Indeed, to be a global brand is to also be a local brand, a point underscored by a recent report co-authored by travel experts Skift and content translation leaders Smartling. In the report, they make several important points that an international travel brand should bear in mind. Ahead, we highlight three of their international travel trends.
Global travel is on the rise. Invest wisely.
Even if you’re not actively pursuing an international audience, know that a worldly traveler is pursuing you. According to an International Air Transport Association (IATA) survey from February 2016, air travel was up 6.5% from 2014, while global hotel room rates hit a new high in 2015 (Source: hotel data company STR). Add in the fact that millennials are investing in international travel at rates that surpass older generations, and global travel has never been more ripe for explosion. In order to capture this potentially huge audience, the savvy travel marketer must optimize a brand’s web presence. This means investing in automated translation services that dynamically adapt when content is adjusted, ensuring consistency from platform to platform.
Travelers want a one-on-one approach.

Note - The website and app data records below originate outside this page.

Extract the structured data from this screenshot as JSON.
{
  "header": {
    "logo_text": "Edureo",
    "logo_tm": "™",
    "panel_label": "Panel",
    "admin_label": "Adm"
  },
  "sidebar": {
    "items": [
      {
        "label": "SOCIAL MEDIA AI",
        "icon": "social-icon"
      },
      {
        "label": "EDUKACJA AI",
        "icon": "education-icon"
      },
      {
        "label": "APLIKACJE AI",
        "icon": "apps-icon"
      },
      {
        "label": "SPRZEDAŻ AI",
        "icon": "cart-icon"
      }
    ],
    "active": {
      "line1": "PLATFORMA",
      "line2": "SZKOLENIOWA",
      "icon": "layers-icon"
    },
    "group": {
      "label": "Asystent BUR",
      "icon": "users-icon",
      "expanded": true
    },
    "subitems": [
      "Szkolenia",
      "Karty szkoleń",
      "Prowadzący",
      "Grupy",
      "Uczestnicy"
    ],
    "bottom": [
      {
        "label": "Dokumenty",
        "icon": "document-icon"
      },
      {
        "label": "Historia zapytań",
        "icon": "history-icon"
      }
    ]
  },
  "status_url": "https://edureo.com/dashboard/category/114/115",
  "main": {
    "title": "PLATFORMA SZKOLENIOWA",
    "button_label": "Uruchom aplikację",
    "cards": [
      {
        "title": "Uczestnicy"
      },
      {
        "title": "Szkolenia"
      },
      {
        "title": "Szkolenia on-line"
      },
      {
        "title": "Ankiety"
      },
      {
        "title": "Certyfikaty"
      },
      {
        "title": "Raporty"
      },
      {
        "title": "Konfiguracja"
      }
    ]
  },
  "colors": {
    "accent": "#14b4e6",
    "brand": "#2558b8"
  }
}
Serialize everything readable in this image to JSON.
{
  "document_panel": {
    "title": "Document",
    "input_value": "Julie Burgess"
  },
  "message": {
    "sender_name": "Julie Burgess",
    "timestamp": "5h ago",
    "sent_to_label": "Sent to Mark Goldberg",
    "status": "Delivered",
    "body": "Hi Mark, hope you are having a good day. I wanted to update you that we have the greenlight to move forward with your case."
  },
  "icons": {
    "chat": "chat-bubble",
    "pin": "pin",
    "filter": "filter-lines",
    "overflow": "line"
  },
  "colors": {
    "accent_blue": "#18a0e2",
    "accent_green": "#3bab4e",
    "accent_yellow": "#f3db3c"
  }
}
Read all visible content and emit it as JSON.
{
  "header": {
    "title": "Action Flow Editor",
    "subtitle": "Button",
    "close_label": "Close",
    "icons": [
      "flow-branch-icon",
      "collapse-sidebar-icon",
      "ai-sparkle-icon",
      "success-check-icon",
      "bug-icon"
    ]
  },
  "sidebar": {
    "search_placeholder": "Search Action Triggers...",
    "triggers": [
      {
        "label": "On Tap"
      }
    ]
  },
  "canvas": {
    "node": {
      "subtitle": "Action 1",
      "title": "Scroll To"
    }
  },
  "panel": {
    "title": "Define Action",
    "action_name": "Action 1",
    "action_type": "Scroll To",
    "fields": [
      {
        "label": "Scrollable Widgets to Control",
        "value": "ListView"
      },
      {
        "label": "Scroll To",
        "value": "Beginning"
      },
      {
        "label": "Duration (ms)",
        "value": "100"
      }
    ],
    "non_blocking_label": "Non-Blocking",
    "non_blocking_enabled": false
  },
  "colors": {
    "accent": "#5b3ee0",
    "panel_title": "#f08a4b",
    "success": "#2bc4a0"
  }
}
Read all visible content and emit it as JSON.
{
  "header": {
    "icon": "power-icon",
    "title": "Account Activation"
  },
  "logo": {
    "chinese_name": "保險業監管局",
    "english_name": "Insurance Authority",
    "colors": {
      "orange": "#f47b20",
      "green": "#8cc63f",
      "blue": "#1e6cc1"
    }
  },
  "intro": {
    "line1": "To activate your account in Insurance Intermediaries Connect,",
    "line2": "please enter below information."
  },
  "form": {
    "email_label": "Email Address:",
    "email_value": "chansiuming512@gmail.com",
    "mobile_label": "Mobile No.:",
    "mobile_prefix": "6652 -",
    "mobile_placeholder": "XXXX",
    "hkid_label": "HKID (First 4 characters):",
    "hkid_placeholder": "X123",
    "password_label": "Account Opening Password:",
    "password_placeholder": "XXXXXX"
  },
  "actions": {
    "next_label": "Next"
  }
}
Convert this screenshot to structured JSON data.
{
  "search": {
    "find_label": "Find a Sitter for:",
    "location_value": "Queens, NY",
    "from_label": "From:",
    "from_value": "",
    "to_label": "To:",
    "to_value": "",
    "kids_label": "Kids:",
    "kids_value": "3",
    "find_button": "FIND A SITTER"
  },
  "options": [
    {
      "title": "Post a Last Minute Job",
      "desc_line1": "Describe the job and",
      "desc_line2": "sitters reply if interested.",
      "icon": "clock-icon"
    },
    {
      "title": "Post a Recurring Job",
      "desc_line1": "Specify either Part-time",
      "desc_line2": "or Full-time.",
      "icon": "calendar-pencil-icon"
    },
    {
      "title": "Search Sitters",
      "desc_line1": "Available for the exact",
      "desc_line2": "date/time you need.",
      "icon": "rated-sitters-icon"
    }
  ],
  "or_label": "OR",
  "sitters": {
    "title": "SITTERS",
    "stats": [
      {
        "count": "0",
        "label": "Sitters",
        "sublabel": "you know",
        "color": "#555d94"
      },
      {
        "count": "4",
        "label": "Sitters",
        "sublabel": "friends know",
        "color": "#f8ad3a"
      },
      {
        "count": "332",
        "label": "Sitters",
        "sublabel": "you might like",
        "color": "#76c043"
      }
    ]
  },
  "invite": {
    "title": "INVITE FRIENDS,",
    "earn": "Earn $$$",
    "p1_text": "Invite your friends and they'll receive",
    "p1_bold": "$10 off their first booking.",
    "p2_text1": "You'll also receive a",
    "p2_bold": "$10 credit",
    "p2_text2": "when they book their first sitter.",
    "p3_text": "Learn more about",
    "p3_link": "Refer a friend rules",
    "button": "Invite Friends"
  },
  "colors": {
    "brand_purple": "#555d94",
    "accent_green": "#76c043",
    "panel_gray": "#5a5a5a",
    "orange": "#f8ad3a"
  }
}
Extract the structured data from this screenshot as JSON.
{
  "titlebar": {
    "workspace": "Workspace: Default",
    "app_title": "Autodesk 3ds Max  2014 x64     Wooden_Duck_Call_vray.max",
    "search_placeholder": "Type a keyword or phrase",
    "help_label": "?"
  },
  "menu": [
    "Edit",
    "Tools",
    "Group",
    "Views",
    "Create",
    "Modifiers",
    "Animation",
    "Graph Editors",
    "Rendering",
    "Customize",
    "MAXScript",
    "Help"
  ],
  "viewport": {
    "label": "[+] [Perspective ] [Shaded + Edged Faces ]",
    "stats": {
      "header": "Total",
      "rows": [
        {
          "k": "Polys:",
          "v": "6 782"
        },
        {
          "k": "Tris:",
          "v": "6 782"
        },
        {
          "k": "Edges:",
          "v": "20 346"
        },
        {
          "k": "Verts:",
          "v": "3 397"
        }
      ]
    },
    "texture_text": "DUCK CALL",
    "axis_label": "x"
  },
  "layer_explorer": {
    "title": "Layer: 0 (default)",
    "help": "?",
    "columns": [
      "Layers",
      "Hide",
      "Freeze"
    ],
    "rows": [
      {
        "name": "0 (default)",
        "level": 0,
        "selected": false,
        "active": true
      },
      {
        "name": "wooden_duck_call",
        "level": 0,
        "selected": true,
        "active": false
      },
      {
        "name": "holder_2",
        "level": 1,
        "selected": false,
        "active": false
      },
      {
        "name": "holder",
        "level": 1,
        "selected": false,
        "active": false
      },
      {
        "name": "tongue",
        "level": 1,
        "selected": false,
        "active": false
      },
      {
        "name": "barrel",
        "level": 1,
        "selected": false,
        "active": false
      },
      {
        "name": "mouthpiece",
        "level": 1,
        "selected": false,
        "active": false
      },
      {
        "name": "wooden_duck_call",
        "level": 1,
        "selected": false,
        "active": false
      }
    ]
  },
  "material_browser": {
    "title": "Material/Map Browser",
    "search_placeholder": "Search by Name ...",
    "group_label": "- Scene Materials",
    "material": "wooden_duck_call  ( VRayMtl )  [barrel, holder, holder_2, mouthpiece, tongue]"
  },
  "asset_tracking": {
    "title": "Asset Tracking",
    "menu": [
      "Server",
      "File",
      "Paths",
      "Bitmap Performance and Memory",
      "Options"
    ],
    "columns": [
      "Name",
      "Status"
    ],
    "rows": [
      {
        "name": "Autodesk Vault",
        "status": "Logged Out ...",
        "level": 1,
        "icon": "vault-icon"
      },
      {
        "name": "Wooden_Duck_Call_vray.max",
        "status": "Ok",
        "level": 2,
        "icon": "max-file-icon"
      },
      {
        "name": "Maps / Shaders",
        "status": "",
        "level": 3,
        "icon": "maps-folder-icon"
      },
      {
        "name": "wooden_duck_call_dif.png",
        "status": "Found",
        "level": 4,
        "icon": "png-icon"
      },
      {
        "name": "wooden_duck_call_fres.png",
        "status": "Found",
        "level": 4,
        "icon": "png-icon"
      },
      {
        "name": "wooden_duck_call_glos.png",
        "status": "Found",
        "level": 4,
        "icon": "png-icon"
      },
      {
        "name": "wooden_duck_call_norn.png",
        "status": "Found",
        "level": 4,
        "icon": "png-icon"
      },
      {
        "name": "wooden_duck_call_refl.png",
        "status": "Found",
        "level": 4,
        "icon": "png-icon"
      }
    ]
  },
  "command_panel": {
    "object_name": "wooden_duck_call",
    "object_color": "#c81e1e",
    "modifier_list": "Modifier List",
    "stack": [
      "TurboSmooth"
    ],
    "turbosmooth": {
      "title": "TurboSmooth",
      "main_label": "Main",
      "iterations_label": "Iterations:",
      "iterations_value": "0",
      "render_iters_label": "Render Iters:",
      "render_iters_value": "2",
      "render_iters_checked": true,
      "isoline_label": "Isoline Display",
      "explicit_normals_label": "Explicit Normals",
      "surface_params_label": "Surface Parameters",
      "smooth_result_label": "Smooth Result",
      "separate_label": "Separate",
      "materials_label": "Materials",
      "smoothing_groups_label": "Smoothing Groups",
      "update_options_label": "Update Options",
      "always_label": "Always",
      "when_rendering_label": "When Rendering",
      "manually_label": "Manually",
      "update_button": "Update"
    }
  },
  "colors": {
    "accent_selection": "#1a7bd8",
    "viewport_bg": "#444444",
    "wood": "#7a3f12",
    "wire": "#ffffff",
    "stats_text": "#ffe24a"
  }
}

The modern traveler is not looking to outsource their booking experience to third-party websites or travel agents. In fact, according to Atmosphere Research Group, booking directly on hotel chain websites accounted for 25% of total bookings in 2015, surpassing that of online travel aggregators (20%). This means that travel and hospitality brands that wish to participate in a global conversation must cater to a global audience. Savvy marketers cannot assume that international travelers will “find” a property through circuitous (or native) means: Increasingly, they’ll be looking to find (and book) through you directly, regardless of where you’re located. Be ready to speak to them.
Mobile needs to be a priority.
We recently highlighted several of our takeaways from Skift’s 2016 “State of Travel” report, one of which was the explosion of mobile. Indeed, travelers are becoming rapidly mobile-forward, with research firm eMarketer noting that nearly 52% of all international travelers who book trips via digital use their mobile devices at some point. Moreover, in a survey conducted by Fuel, 61.4% of respondents said they would use a mobile app to purchase a late checkout while more than 50% said they would like check-in and buy additional services with an app during their stay if given the opportunity. Add in the fact that a younger, digitally savvy segment is leading the international travel surge, and this points to one giant trend: Mobile content must be a priority. Aside from investing in translation services, consider developing language-specific apps to cater to this tech-hungry audience. After all, your next booking is only a swipe away.